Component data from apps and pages
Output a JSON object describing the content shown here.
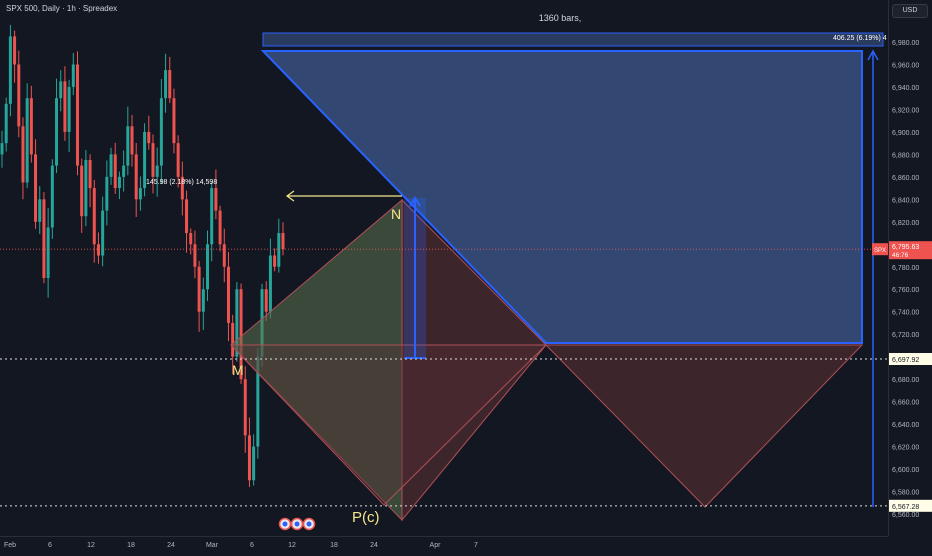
{
  "header": {
    "symbol_title": "SPX 500, Daily · 1h · Spreadex",
    "currency": "USD"
  },
  "colors": {
    "background": "#131722",
    "candle_up": "#26a69a",
    "candle_down": "#ef5350",
    "projection_fill": "#3d5a8f",
    "projection_line": "#2962ff",
    "triangle_fill": "#5a2f33",
    "triangle_green": "#5c7350",
    "measure_arrow": "#f4e78a",
    "price_tag": "#ef5350",
    "level_tag": "#fffde7"
  },
  "price_axis": {
    "ticks": [
      "6,980.00",
      "6,960.00",
      "6,940.00",
      "6,920.00",
      "6,900.00",
      "6,880.00",
      "6,860.00",
      "6,840.00",
      "6,820.00",
      "6,800.00",
      "6,780.00",
      "6,760.00",
      "6,740.00",
      "6,720.00",
      "6,700.00",
      "6,680.00",
      "6,660.00",
      "6,640.00",
      "6,620.00",
      "6,600.00",
      "6,580.00",
      "6,560.00"
    ],
    "current_symbol": "SPX",
    "current_price": "6,795.63",
    "current_countdown": "46:76",
    "level_upper": "6,697.92",
    "level_lower": "6,567.28"
  },
  "time_axis": {
    "labels": [
      "Feb",
      "6",
      "12",
      "18",
      "24",
      "Mar",
      "6",
      "12",
      "18",
      "24",
      "Apr",
      "7"
    ]
  },
  "annotations": {
    "bars_label": "1360 bars,",
    "range_label": "406.25 (6.19%) 4",
    "measure_label": "145.98 (2.18%) 14,598",
    "point_m": "M",
    "point_n": "N",
    "point_pc": "P(c)"
  },
  "chart_data": {
    "type": "candlestick",
    "title": "SPX 500, Daily · 1h · Spreadex",
    "xlabel": "",
    "ylabel": "",
    "x_axis_labels": [
      "Feb",
      "6",
      "12",
      "18",
      "24",
      "Mar",
      "6",
      "12",
      "18",
      "24",
      "Apr",
      "7"
    ],
    "ylim": [
      6550,
      6995
    ],
    "grid": false,
    "price_close_approx": [
      6890,
      6925,
      6985,
      6960,
      6905,
      6855,
      6930,
      6880,
      6820,
      6840,
      6770,
      6815,
      6870,
      6930,
      6945,
      6900,
      6940,
      6960,
      6870,
      6825,
      6875,
      6850,
      6800,
      6790,
      6830,
      6860,
      6880,
      6850,
      6860,
      6870,
      6905,
      6880,
      6840,
      6850,
      6900,
      6890,
      6860,
      6870,
      6930,
      6955,
      6930,
      6890,
      6860,
      6840,
      6810,
      6800,
      6780,
      6740,
      6760,
      6800,
      6850,
      6830,
      6800,
      6780,
      6730,
      6700,
      6760,
      6680,
      6630,
      6590,
      6620,
      6700,
      6760,
      6740,
      6790,
      6780,
      6810,
      6795.63
    ],
    "levels": [
      6697.92,
      6567.28
    ],
    "current_price": 6795.63,
    "measurements": [
      {
        "label": "406.25 (6.19%)",
        "from": 6567.28,
        "to": 6973.5
      },
      {
        "label": "145.98 (2.18%)",
        "from": 6697.92,
        "to": 6843.9
      }
    ]
  }
}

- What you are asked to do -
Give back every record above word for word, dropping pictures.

- Answer box -
Output a JSON object describing the content shown here.
{
  "header": {
    "symbol_title": "SPX 500, Daily · 1h · Spreadex",
    "currency": "USD"
  },
  "colors": {
    "background": "#131722",
    "candle_up": "#26a69a",
    "candle_down": "#ef5350",
    "projection_fill": "#3d5a8f",
    "projection_line": "#2962ff",
    "triangle_fill": "#5a2f33",
    "triangle_green": "#5c7350",
    "measure_arrow": "#f4e78a",
    "price_tag": "#ef5350",
    "level_tag": "#fffde7"
  },
  "price_axis": {
    "ticks": [
      "6,980.00",
      "6,960.00",
      "6,940.00",
      "6,920.00",
      "6,900.00",
      "6,880.00",
      "6,860.00",
      "6,840.00",
      "6,820.00",
      "6,800.00",
      "6,780.00",
      "6,760.00",
      "6,740.00",
      "6,720.00",
      "6,700.00",
      "6,680.00",
      "6,660.00",
      "6,640.00",
      "6,620.00",
      "6,600.00",
      "6,580.00",
      "6,560.00"
    ],
    "current_symbol": "SPX",
    "current_price": "6,795.63",
    "current_countdown": "46:76",
    "level_upper": "6,697.92",
    "level_lower": "6,567.28"
  },
  "time_axis": {
    "labels": [
      "Feb",
      "6",
      "12",
      "18",
      "24",
      "Mar",
      "6",
      "12",
      "18",
      "24",
      "Apr",
      "7"
    ]
  },
  "annotations": {
    "bars_label": "1360 bars,",
    "range_label": "406.25 (6.19%) 4",
    "measure_label": "145.98 (2.18%) 14,598",
    "point_m": "M",
    "point_n": "N",
    "point_pc": "P(c)"
  },
  "chart_data": {
    "type": "candlestick",
    "title": "SPX 500, Daily · 1h · Spreadex",
    "xlabel": "",
    "ylabel": "",
    "x_axis_labels": [
      "Feb",
      "6",
      "12",
      "18",
      "24",
      "Mar",
      "6",
      "12",
      "18",
      "24",
      "Apr",
      "7"
    ],
    "ylim": [
      6550,
      6995
    ],
    "grid": false,
    "price_close_approx": [
      6890,
      6925,
      6985,
      6960,
      6905,
      6855,
      6930,
      6880,
      6820,
      6840,
      6770,
      6815,
      6870,
      6930,
      6945,
      6900,
      6940,
      6960,
      6870,
      6825,
      6875,
      6850,
      6800,
      6790,
      6830,
      6860,
      6880,
      6850,
      6860,
      6870,
      6905,
      6880,
      6840,
      6850,
      6900,
      6890,
      6860,
      6870,
      6930,
      6955,
      6930,
      6890,
      6860,
      6840,
      6810,
      6800,
      6780,
      6740,
      6760,
      6800,
      6850,
      6830,
      6800,
      6780,
      6730,
      6700,
      6760,
      6680,
      6630,
      6590,
      6620,
      6700,
      6760,
      6740,
      6790,
      6780,
      6810,
      6795.63
    ],
    "levels": [
      6697.92,
      6567.28
    ],
    "current_price": 6795.63,
    "measurements": [
      {
        "label": "406.25 (6.19%)",
        "from": 6567.28,
        "to": 6973.5
      },
      {
        "label": "145.98 (2.18%)",
        "from": 6697.92,
        "to": 6843.9
      }
    ]
  }
}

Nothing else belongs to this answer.